The Lions also beat Army, 168-129, and Penn, 198-102, to bring their record to 3-0 on the season. Columbia has beaten its opponents collectively by 163 points through three meets, while the Crimson has a 296 point differential through two meets.
On Harvard’s side, the team will be fueled by strong relays. Last weekend, the Crimson’s three 200-yard medley relay lineups captured the top three places in the event. The A squad of senior Koya Osada, sophomore Daniel Chang, senior Steven Tan, and sophomore Raphael Marcoux finished in 1:28.92, with the other two relays finishing within a two-second spread.
“I think we’re really good at going into meets pretty fearlessly,” sophomore Raphael Marcoux said. “Given the amount of training we’ve been doing, the amount of volume in the pool, everyone is very exhausted, but we still manage to step-up and compete at a high level. So, that’s both a physical and mental strength, and they both help us to win dual meets throughout the season.
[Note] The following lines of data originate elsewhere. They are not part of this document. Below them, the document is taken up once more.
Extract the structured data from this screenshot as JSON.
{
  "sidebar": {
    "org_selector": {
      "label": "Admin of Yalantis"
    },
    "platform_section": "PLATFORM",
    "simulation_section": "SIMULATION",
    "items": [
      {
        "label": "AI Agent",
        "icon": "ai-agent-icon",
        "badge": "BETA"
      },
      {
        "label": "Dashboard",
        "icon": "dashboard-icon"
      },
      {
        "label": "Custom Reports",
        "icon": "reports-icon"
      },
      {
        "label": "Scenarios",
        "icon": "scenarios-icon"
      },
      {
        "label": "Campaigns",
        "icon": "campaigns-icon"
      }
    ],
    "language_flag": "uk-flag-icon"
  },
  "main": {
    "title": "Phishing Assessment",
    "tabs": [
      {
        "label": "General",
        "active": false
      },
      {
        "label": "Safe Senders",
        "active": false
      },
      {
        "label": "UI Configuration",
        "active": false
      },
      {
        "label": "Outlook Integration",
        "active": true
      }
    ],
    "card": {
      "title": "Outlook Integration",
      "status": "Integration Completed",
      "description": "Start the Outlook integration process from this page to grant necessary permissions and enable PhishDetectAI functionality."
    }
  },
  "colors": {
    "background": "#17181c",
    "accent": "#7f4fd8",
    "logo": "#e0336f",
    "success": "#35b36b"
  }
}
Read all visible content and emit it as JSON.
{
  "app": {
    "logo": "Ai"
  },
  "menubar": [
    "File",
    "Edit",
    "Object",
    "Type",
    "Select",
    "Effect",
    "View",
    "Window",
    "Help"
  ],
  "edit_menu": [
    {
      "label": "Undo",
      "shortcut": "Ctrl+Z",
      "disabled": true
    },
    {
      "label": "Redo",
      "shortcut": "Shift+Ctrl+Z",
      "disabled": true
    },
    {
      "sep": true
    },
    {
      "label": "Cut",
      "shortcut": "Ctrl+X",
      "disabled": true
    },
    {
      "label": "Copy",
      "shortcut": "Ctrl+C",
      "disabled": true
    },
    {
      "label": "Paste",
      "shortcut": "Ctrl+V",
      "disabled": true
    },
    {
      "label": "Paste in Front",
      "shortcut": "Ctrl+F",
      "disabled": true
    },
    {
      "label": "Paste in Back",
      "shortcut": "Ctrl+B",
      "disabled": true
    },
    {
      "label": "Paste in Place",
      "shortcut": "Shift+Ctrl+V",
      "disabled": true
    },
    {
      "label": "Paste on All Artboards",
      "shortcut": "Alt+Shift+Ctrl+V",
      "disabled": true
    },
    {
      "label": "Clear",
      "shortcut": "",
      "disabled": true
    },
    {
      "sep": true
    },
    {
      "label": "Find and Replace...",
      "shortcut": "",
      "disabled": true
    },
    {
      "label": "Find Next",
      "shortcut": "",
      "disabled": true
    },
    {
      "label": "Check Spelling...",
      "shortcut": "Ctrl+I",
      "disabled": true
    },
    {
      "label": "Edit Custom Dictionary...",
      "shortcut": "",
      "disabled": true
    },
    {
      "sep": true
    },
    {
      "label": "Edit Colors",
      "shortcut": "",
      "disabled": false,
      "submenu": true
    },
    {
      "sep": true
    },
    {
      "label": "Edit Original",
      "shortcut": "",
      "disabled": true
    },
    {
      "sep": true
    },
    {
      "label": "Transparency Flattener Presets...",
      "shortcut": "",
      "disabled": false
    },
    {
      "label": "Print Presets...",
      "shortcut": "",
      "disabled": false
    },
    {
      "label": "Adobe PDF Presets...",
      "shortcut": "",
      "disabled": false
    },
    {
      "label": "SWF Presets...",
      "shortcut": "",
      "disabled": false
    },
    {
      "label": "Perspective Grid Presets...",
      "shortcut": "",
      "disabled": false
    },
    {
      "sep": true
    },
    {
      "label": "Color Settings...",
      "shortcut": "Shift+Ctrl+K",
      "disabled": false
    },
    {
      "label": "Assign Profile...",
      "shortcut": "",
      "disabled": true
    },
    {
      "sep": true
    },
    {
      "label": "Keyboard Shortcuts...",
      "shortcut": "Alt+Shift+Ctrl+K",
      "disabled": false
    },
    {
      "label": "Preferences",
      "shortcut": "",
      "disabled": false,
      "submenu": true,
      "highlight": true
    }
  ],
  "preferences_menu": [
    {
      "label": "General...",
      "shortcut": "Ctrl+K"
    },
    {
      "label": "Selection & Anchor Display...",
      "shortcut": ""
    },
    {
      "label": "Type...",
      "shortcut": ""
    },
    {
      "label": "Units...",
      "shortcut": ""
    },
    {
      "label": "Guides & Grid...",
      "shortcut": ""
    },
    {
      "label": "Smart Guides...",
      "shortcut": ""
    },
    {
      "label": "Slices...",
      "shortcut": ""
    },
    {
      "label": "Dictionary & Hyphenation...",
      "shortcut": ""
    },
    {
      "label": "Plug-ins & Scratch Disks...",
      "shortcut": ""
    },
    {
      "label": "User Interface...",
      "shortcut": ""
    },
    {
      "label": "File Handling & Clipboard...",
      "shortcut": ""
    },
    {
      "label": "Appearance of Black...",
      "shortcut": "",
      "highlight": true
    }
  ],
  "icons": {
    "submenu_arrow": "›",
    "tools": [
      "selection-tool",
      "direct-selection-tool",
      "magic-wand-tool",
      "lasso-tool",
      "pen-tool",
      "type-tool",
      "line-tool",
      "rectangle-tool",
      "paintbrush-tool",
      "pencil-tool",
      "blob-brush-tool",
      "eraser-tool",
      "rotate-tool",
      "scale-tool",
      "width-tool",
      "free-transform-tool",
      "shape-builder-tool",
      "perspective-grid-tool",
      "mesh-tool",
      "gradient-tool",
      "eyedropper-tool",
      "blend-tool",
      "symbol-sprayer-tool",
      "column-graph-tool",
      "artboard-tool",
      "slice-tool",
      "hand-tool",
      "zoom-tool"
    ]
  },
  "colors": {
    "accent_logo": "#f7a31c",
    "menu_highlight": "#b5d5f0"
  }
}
The Crimson also has immense depth in the long distance events, with the cohort of juniors and Logan Houck and Gavin Springer and senior Kent Haeffner securing the top three spots in the 1000-yard freestyle against Cornell and Dartmouth.
The 100-yard backstroke will be another exciting race to watch. Sophomore Dean Farris led the way against the Big Red and Big Green, taking the top place in an event in which he received one of his seven All-Ivy selections last season. Columbia senior Michal Zyla and sophomore Cole Stevens both touched in under 50 seconds against the Bulldogs last weekend in the event and may give Farris a run for his money on Saturday.
The 100-yard freestyle will pit Marcoux and senior Steven Tan against a strong Lions trio in freshman Albert Gwo and sophomores Kevin Dang and Hank Gullick, who all touched the wall in around 46 seconds last week.
The meet will conclude with the 400-yard freestyle, an event which the Crimson dominated in its last contest. In an exhibition event, the three Harvard entries took the top three spots, led by the B lineup of Farris, freshman Mahlon Reihman, senior Paul O’Hara and Marcoux with a blazing time of 3:00.26.
“I think across the board, every athlete in our program has been very focused this season,” Tyrrell said. “They’re determined to try to get better than the previous year, and they have lined up their actions with what their goals have been, so that’s been impressive.
The Crimson hopes to emerge from its important conference meet this season with its undefeated record intact in pursuit of its 25th Ivy League title.
“What’s great about this year, which is different, is that although we’re focused on the Ivy League Championships,” Marcoux said. “We have our sights beyond that and what we can accomplish beyond the Ivy meet at a meet like NCAA. So, that’s probably the biggest change from the previous year, but that’s what’s really bringing us together this year.”
Harvard Wins ‘Iron Man’ Meet
Women's Swimming and Diving Takes Down ColumbiaAfter coming off a full week of practice, the Harvard women’s swimming and diving team (3-0, 3-0 Ivy) showed up to Blodgett Pool ready for revenge on Friday.
Women's Swimming and Diving Sinks Lions, Goes WestWhile Harvard swimmers dispatched Columbia at Blodgett Pool, Crimson divers visited Denver, Colo. and Salt Lake City, Utah for two competitions.
Men's Swimming and Diving Hands Columbia Its First LossThis weekend, the Harvard men’s swimming and diving team continued its dominance in conference play, besting Columbia, 192-107, at Uris Pool in New York, N.Y. and smashing five pool records along the way.
Women's Swimming and Diving Sets Records but Loses Dual Meets